··· Data to use ···
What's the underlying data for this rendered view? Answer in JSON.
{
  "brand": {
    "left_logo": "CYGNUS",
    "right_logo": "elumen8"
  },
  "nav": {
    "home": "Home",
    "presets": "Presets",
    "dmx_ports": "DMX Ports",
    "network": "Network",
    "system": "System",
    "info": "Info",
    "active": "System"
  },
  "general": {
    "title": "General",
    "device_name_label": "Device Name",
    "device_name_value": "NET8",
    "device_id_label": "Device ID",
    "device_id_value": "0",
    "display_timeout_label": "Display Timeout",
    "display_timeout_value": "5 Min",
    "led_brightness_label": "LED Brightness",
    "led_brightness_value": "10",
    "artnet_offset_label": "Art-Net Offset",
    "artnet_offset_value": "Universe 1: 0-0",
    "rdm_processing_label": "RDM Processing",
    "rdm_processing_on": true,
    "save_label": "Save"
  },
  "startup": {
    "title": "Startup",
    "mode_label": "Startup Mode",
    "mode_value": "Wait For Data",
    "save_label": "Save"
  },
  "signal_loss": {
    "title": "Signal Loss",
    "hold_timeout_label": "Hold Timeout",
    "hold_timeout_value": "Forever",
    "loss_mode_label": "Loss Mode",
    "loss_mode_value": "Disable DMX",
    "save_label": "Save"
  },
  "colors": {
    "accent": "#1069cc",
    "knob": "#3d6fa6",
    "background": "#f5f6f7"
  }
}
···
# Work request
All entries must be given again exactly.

# Response to this exercise
What's the underlying data for this rendered view? Answer in JSON.
{
  "brand": {
    "left_logo": "CYGNUS",
    "right_logo": "elumen8"
  },
  "nav": {
    "home": "Home",
    "presets": "Presets",
    "dmx_ports": "DMX Ports",
    "network": "Network",
    "system": "System",
    "info": "Info",
    "active": "System"
  },
  "general": {
    "title": "General",
    "device_name_label": "Device Name",
    "device_name_value": "NET8",
    "device_id_label": "Device ID",
    "device_id_value": "0",
    "display_timeout_label": "Display Timeout",
    "display_timeout_value": "5 Min",
    "led_brightness_label": "LED Brightness",
    "led_brightness_value": "10",
    "artnet_offset_label": "Art-Net Offset",
    "artnet_offset_value": "Universe 1: 0-0",
    "rdm_processing_label": "RDM Processing",
    "rdm_processing_on": true,
    "save_label": "Save"
  },
  "startup": {
    "title": "Startup",
    "mode_label": "Startup Mode",
    "mode_value": "Wait For Data",
    "save_label": "Save"
  },
  "signal_loss": {
    "title": "Signal Loss",
    "hold_timeout_label": "Hold Timeout",
    "hold_timeout_value": "Forever",
    "loss_mode_label": "Loss Mode",
    "loss_mode_value": "Disable DMX",
    "save_label": "Save"
  },
  "colors": {
    "accent": "#1069cc",
    "knob": "#3d6fa6",
    "background": "#f5f6f7"
  }
}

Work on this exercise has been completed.